Most Hepatitis C can now be cured with a 12-week course of tablets. If you think you're at risk, ask for a test.

What is Hepatitis C?

Hepatitis (or 'Hep') C is a blood-borne infection that damages the liver and causes liver cancer.

Because Hep C often doesn't have any symptoms, many people with Hep C don't know they have it.

Most people with Hep C have not been treated.

Most Hep C can now be cured with a 12-week course of tablets which have very few side effects. They have a greater than 95 per cent cure rate.

The World Health Organisation has set a target for viral hepatitis to be eliminated by 2030. That's why it's even more important to spread the word about Hep C and make sure that everyone that is at risk of infection gets a blood test.

Should I get tested for Hep C?

People who are at risk and should be tested include:

  • people who have ever injected drugs;
  • Aboriginal and Torres Strait Islander communities;
  • people born overseas in high prevalence and high disease burden countries and regions including Egypt, Pakistan, China, Africa, Asia, Eastern Europe and Latin America;
  • people who have received unsafe tattooing and/or body piercing;
  • gay and bisexual men who have HIV;
  • people with bleeding disorders;
  • children born to women with hepatitis C;
  • other people with hepatitis C who may not be engaged in clinical care such as war veterans and people who use performance and image enhancing drugs; 
  • people with significant psychiatric illness.

The Austin Health Rapid Access Hepatitis C Treatment Service

Austin Health is leading the way in treating people in our community with Hepatitis C. We have now cured over 1000 people since the exciting new Hep C medications became available.

If the patient is covered by Medicare, all Hepatitis C medication and treatment through Austin Health is free of charge.

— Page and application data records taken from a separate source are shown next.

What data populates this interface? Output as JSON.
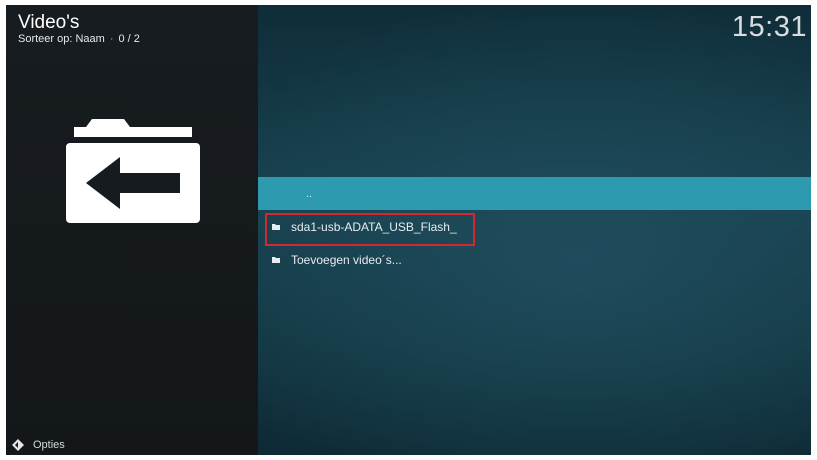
{
  "header": {
    "title": "Video's",
    "sort_label": "Sorteer op: Naam",
    "separator": "·",
    "count": "0 / 2"
  },
  "clock": "15:31",
  "list": {
    "parent_label": "..",
    "items": [
      {
        "label": "sda1-usb-ADATA_USB_Flash_",
        "icon": "folder-icon",
        "selected": true
      },
      {
        "label": "Toevoegen video´s...",
        "icon": "folder-icon",
        "selected": false
      }
    ]
  },
  "footer": {
    "options_label": "Opties",
    "options_icon": "options-icon"
  },
  "colors": {
    "accent": "#2e9aaf",
    "highlight_border": "#d02a2e",
    "left_panel": "#171c20",
    "right_panel": "#18414f"
  }
}
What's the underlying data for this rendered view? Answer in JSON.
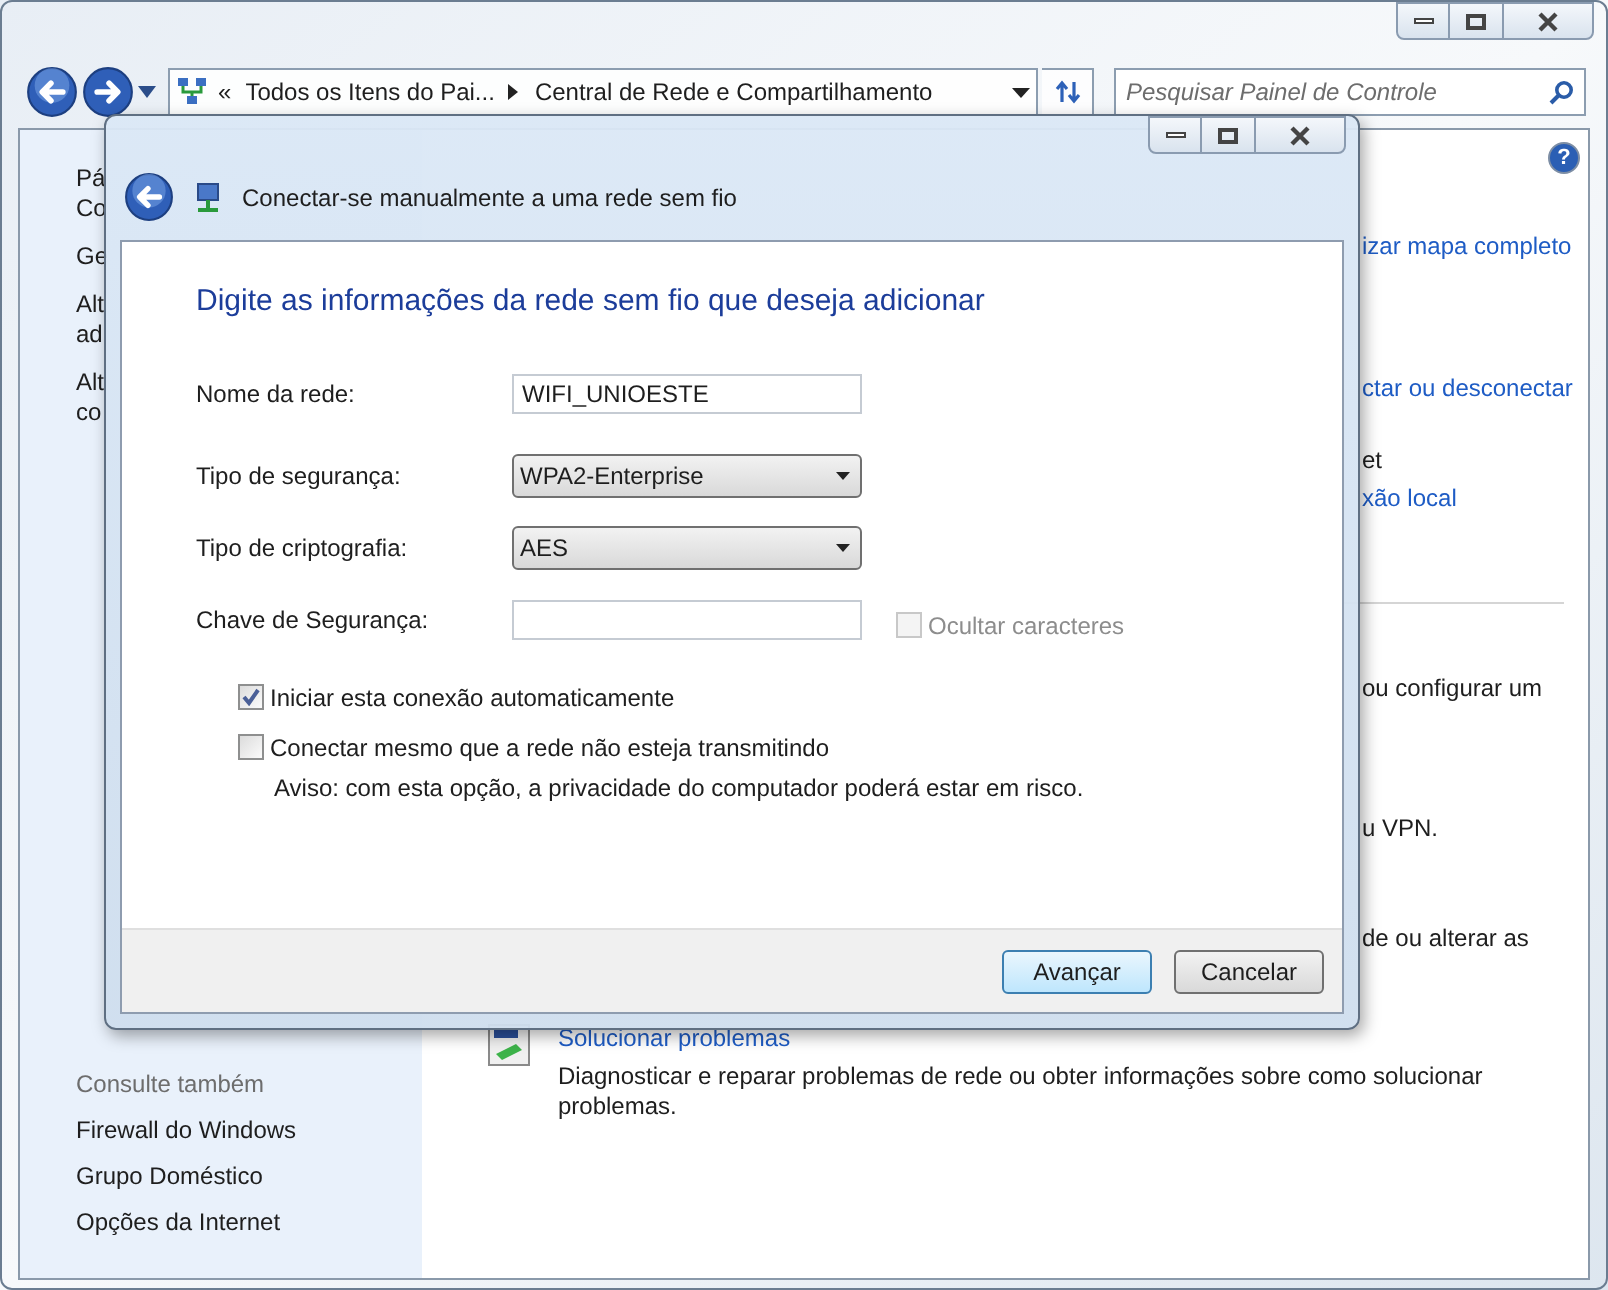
{
  "window": {
    "help_button": "?",
    "address": {
      "overflow": "«",
      "crumbs": [
        "Todos os Itens do Pai...",
        "Central de Rede e Compartilhamento"
      ]
    },
    "search": {
      "placeholder": "Pesquisar Painel de Controle"
    }
  },
  "sidebar": {
    "fragments": [
      [
        "Pá",
        "Co"
      ],
      [
        "Ge"
      ],
      [
        "Alt",
        "ad"
      ],
      [
        "Alt",
        "co"
      ]
    ],
    "see_also": {
      "title": "Consulte também",
      "links": [
        "Firewall do Windows",
        "Grupo Doméstico",
        "Opções da Internet"
      ]
    }
  },
  "main": {
    "fragments": [
      {
        "text": "izar mapa completo",
        "kind": "link"
      },
      {
        "text": "ctar ou desconectar",
        "kind": "link"
      },
      {
        "text": "et",
        "kind": "text"
      },
      {
        "text": "xão local",
        "kind": "link"
      },
      {
        "kind": "divider"
      },
      {
        "text": "ou configurar um",
        "kind": "text"
      },
      {
        "text": "u VPN.",
        "kind": "text"
      },
      {
        "text": "de ou alterar as",
        "kind": "text"
      }
    ],
    "troubleshoot": {
      "title": "Solucionar problemas",
      "description": "Diagnosticar e reparar problemas de rede ou obter informações sobre como solucionar problemas."
    }
  },
  "dialog": {
    "title": "Conectar-se manualmente a uma rede sem fio",
    "heading": "Digite as informações da rede sem fio que deseja adicionar",
    "fields": [
      {
        "label": "Nome da rede:",
        "kind": "text",
        "value": "WIFI_UNIOESTE"
      },
      {
        "label": "Tipo de segurança:",
        "kind": "select",
        "value": "WPA2-Enterprise"
      },
      {
        "label": "Tipo de criptografia:",
        "kind": "select",
        "value": "AES"
      },
      {
        "label": "Chave de Segurança:",
        "kind": "text",
        "option": {
          "label": "Ocultar caracteres",
          "checked": false,
          "disabled": true
        }
      }
    ],
    "options": [
      {
        "label": "Iniciar esta conexão automaticamente",
        "checked": true
      },
      {
        "label": "Conectar mesmo que a rede não esteja transmitindo",
        "checked": false
      }
    ],
    "warning": "Aviso: com esta opção, a privacidade do computador poderá estar em risco.",
    "buttons": [
      {
        "label": "Avançar",
        "default": true
      },
      {
        "label": "Cancelar",
        "default": false
      }
    ]
  }
}
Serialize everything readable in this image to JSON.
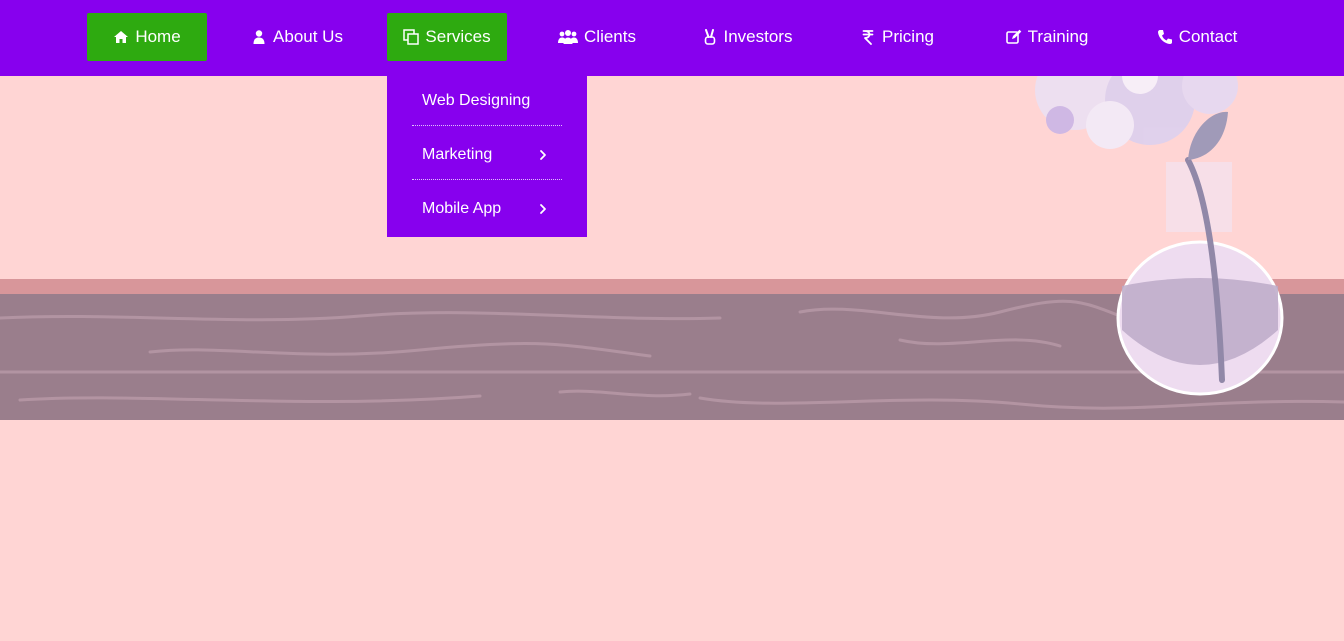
{
  "nav": {
    "items": [
      {
        "label": "Home",
        "icon": "home-icon",
        "active": true
      },
      {
        "label": "About Us",
        "icon": "user-icon",
        "active": false
      },
      {
        "label": "Services",
        "icon": "copy-icon",
        "active": true
      },
      {
        "label": "Clients",
        "icon": "users-icon",
        "active": false
      },
      {
        "label": "Investors",
        "icon": "peace-hand-icon",
        "active": false
      },
      {
        "label": "Pricing",
        "icon": "rupee-icon",
        "active": false
      },
      {
        "label": "Training",
        "icon": "edit-icon",
        "active": false
      },
      {
        "label": "Contact",
        "icon": "phone-icon",
        "active": false
      }
    ]
  },
  "services_menu": {
    "items": [
      {
        "label": "Web Designing",
        "has_submenu": false
      },
      {
        "label": "Marketing",
        "has_submenu": true
      },
      {
        "label": "Mobile App",
        "has_submenu": true
      }
    ]
  },
  "colors": {
    "navbar": "#8700ee",
    "active_item": "#2eaa10",
    "page_background": "#ffd5d4",
    "shelf": "#9a7e8c"
  }
}
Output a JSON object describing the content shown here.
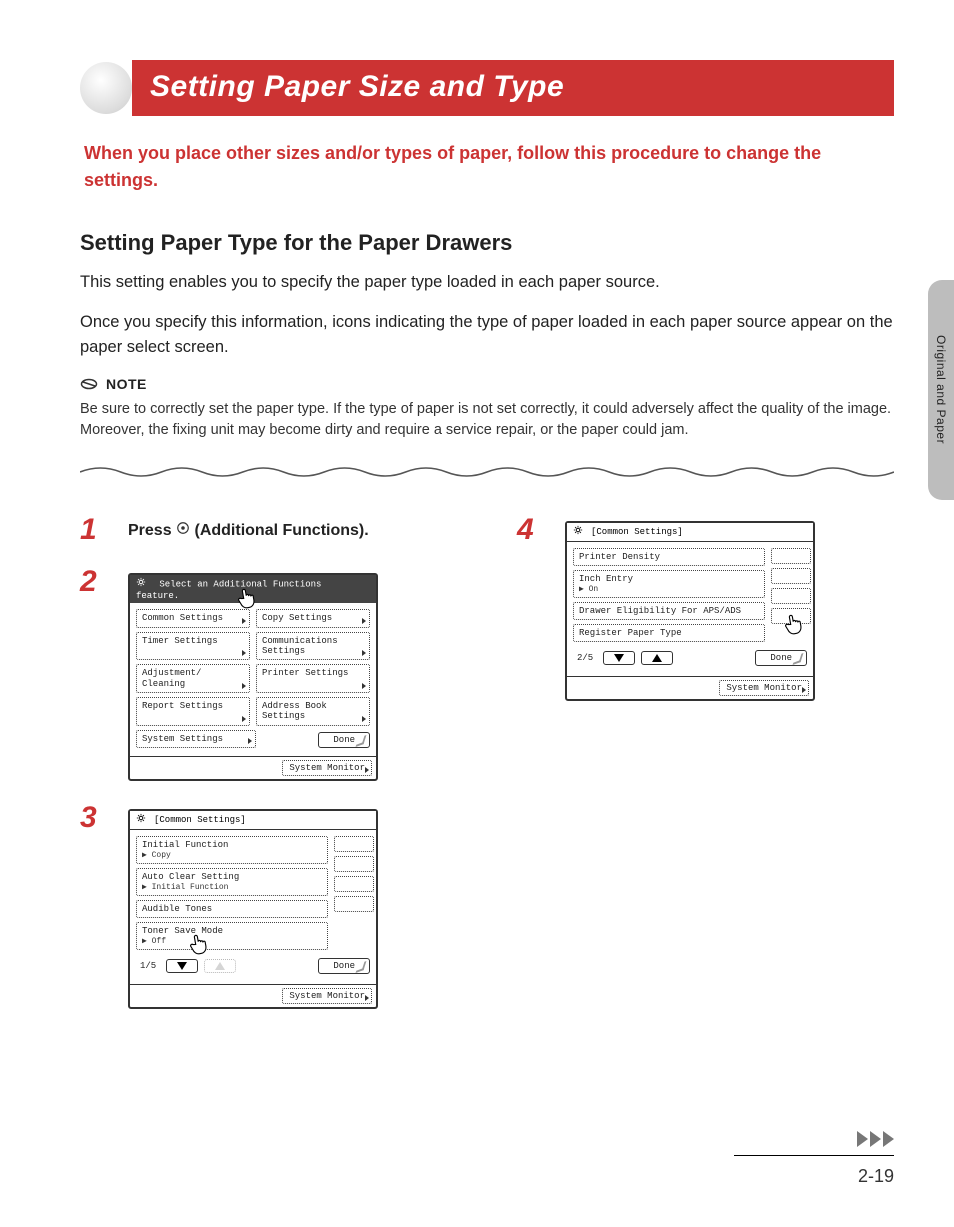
{
  "side_tab": "Original and Paper",
  "title": "Setting Paper Size and Type",
  "intro": "When you place other sizes and/or types of paper, follow this procedure to change the settings.",
  "section_heading": "Setting Paper Type for the Paper Drawers",
  "section_body_1": "This setting enables you to specify the paper type loaded in each paper source.",
  "section_body_2": "Once you specify this information, icons indicating the type of paper loaded in each paper source appear on the paper select screen.",
  "note_label": "NOTE",
  "note_body": "Be sure to correctly set the paper type. If the type of paper is not set correctly, it could adversely affect the quality of the image. Moreover, the fixing unit may become dirty and require a service repair, or the paper could jam.",
  "steps": {
    "s1": {
      "num": "1",
      "label_pre": "Press ",
      "label_post": " (Additional Functions)."
    },
    "s2": {
      "num": "2"
    },
    "s3": {
      "num": "3"
    },
    "s4": {
      "num": "4"
    }
  },
  "screen2": {
    "title": "Select an Additional Functions feature.",
    "buttons": [
      [
        "Common Settings",
        "Copy Settings"
      ],
      [
        "Timer Settings",
        "Communications Settings"
      ],
      [
        "Adjustment/ Cleaning",
        "Printer Settings"
      ],
      [
        "Report Settings",
        "Address Book Settings"
      ],
      [
        "System Settings",
        ""
      ]
    ],
    "done": "Done",
    "sysmon": "System Monitor"
  },
  "screen3": {
    "title": "[Common Settings]",
    "rows": [
      {
        "main": "Initial Function",
        "sub": "▶ Copy"
      },
      {
        "main": "Auto Clear Setting",
        "sub": "▶ Initial Function"
      },
      {
        "main": "Audible Tones",
        "sub": ""
      },
      {
        "main": "Toner Save Mode",
        "sub": "▶ Off"
      }
    ],
    "page": "1/5",
    "done": "Done",
    "sysmon": "System Monitor"
  },
  "screen4": {
    "title": "[Common Settings]",
    "rows": [
      {
        "main": "Printer Density",
        "sub": ""
      },
      {
        "main": "Inch Entry",
        "sub": "▶ On"
      },
      {
        "main": "Drawer Eligibility For APS/ADS",
        "sub": ""
      },
      {
        "main": "Register Paper Type",
        "sub": ""
      }
    ],
    "page": "2/5",
    "done": "Done",
    "sysmon": "System Monitor"
  },
  "footer_page": "2-19"
}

Our new Rapid Access to Hepatitis C Treatment Service aims to improve access to treatment, particularly for those who are socially disadvantaged or those from ethnic minorities.

We have a well-established outreach clinic running at Banyule Community Health Centre and we have just opened a new outreach clinic in Wallan to further enable community-based treatment. Together with the existing services available at Austin Hospital, we are working towards the government target to eliminate Hep C by 2030.

 

Rapid access means:

  • Same day response if you contact us in business hours
  • If treatment is required we will commence it within 30 days
  • We will keep face-to-face appointments to a minimum, but support services are available if required.
  • We will monitor progress by phone.
  • Patients can self-refer 
  • We will post medications to the patient.

How to refer to the Hep C Outreach Clinic

Contact our liver nurses to refer to the Hep C Treatment Service:

Phone or text: 0481 909 741
Fax: (03) 9496 2732
Email: livernurses@austin.org.au 

Any health professional can refer to the rapid access Hepatitis C treatment service - you do not have to be a GP.